The 12 states which 50 million Muslims call home have long been a key area for Serving In Mission workers, with various levels of ministry success over the decades.
A region prone to unrest, SIM has had many challenges to recruit and place personnel in the area over the years. Most recently the threat of Boko Haram has dominated the region and made active ministries difficult.
But the prayer of SIM Nigeria is for this trend to change. As unrest is decreasing, SIM leaders are renewing their efforts in close partnership with ECWA (Evangelical Church Winning All), to return to Nigeria’s north. Many Christians who have been displaced within Nigeria are also returning to their northern homes.
Medical ministries will be a major emphasis for blessing the northern communities. In the last century, SIM has run 143 dispensaries and hospitals in Nigeria. Today there are few functioning clinics in the north, but SIM and ECWA plan to reopen their first new clinic in the north in 2018. This would act as a template for additional clinics in the region.
Nigeria director Tom Jessurun said: “We’re eagerly anticipating one of the dispensaries revived in the northeast, to minister to Christians who cannot access medical help and to minister to Muslim neighbours.".
A key component of this medical ministry is a tremendous need for community health workers to train new health workers for ministry and service in northern states.
Quality education options are limited in the north, particularly for marginalised Christians. SIM plans to assist ECWA in establishing schools throughout the northern states, to provide quality education for Christians and Muslims alike.
SIM Nigeria is currently looking for teacher trainers to help new teachers in northern schools.
Service opportunities in northern communities

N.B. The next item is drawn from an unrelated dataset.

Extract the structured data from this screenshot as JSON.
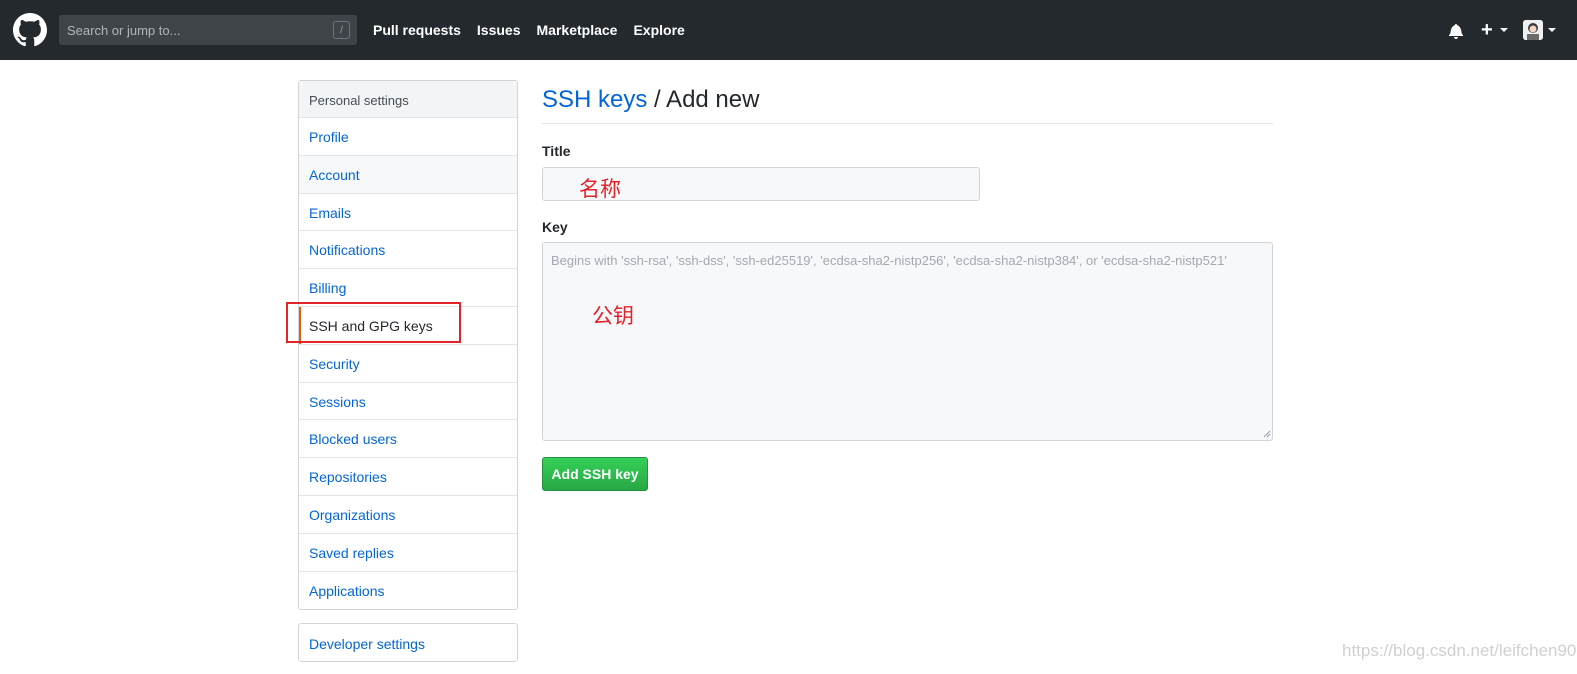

Some of the two million displaced Christians are now returning to their northern homes, and the challenges of the past years of unrest are evident. SIM and ECWA long to help with these challenges.
This will be done through multiple ministries. They will focus on discipleship, trauma healing, medical work and training, educational training, leadership development for local church pastors and vocational development and training.
Additional service opportunities are open for vital skills to assist in the new ministry vision. This includes theological training, veterinary care, English teaching, computer training, Sports Friends ministry and youth ministry.
Adamu* grew up a Muslim in the northeast Nigeria town of Potiskum. God revealed himself to Adamu, who converted to Christianity. Thankfully, his father did not persecute him or force him to revert to Islam. He became a professional athletics coach and always hoped to use his love of sports to share his faith.
Recently in the decline of Boko Haram’s influence, communities began returning to the northeast from their displacement. As the community was coming back together, Adamu noticed that Muslims were coming to the church premises to join friendly games of football and volleyball. The church was wondering how to use sports to share the gospel with these Muslim neighbours. They invited SIM’s Sports Friends ministry to conduct a training session on how to use sports as a means of evangelism and discipleship. Adamu was extremely excited to be a part of this ministry.
As SIM Nigeria was praying about engaging in ministry to the northeast we knew that sports ministry would be a powerful avenue of ministry. At the same time, Adamu was feeling led to full-time sports ministry. SIM Nigeria has since helped establish a Sports Friends discipleship centre in a northern town that was formerly in the grip of Boko Haram, with Adamu as the full-time coordinator.
*Not his real name